:: RECORDS FOR THIS EXERCISE ::

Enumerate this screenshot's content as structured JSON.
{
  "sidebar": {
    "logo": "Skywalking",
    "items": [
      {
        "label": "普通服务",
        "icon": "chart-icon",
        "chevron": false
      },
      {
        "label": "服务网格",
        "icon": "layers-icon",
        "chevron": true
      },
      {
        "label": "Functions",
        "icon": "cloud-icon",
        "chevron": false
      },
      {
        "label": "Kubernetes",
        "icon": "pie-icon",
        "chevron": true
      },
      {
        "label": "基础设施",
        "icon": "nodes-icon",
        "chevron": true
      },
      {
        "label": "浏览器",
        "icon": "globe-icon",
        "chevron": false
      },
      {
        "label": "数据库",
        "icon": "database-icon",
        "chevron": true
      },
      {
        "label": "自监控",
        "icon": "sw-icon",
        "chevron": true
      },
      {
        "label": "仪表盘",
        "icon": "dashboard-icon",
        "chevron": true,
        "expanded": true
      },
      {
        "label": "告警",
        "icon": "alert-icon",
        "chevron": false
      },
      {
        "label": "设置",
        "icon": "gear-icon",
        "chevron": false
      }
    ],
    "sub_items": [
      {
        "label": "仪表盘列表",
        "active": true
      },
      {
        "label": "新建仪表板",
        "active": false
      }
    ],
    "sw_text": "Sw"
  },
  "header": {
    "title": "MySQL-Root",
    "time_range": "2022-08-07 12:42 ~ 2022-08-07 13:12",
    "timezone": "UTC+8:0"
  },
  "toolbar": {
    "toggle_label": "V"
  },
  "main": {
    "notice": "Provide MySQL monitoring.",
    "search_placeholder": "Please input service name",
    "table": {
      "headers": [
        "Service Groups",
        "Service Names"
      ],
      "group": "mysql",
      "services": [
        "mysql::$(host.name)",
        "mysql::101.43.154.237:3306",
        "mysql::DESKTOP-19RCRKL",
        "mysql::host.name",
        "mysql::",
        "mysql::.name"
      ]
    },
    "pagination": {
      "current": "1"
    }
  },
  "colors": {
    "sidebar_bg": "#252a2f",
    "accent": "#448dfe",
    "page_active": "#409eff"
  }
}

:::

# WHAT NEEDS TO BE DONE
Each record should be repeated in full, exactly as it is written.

# SOLUTION
Enumerate this screenshot's content as structured JSON.
{
  "sidebar": {
    "logo": "Skywalking",
    "items": [
      {
        "label": "普通服务",
        "icon": "chart-icon",
        "chevron": false
      },
      {
        "label": "服务网格",
        "icon": "layers-icon",
        "chevron": true
      },
      {
        "label": "Functions",
        "icon": "cloud-icon",
        "chevron": false
      },
      {
        "label": "Kubernetes",
        "icon": "pie-icon",
        "chevron": true
      },
      {
        "label": "基础设施",
        "icon": "nodes-icon",
        "chevron": true
      },
      {
        "label": "浏览器",
        "icon": "globe-icon",
        "chevron": false
      },
      {
        "label": "数据库",
        "icon": "database-icon",
        "chevron": true
      },
      {
        "label": "自监控",
        "icon": "sw-icon",
        "chevron": true
      },
      {
        "label": "仪表盘",
        "icon": "dashboard-icon",
        "chevron": true,
        "expanded": true
      },
      {
        "label": "告警",
        "icon": "alert-icon",
        "chevron": false
      },
      {
        "label": "设置",
        "icon": "gear-icon",
        "chevron": false
      }
    ],
    "sub_items": [
      {
        "label": "仪表盘列表",
        "active": true
      },
      {
        "label": "新建仪表板",
        "active": false
      }
    ],
    "sw_text": "Sw"
  },
  "header": {
    "title": "MySQL-Root",
    "time_range": "2022-08-07 12:42 ~ 2022-08-07 13:12",
    "timezone": "UTC+8:0"
  },
  "toolbar": {
    "toggle_label": "V"
  },
  "main": {
    "notice": "Provide MySQL monitoring.",
    "search_placeholder": "Please input service name",
    "table": {
      "headers": [
        "Service Groups",
        "Service Names"
      ],
      "group": "mysql",
      "services": [
        "mysql::$(host.name)",
        "mysql::101.43.154.237:3306",
        "mysql::DESKTOP-19RCRKL",
        "mysql::host.name",
        "mysql::",
        "mysql::.name"
      ]
    },
    "pagination": {
      "current": "1"
    }
  },
  "colors": {
    "sidebar_bg": "#252a2f",
    "accent": "#448dfe",
    "page_active": "#409eff"
  }
}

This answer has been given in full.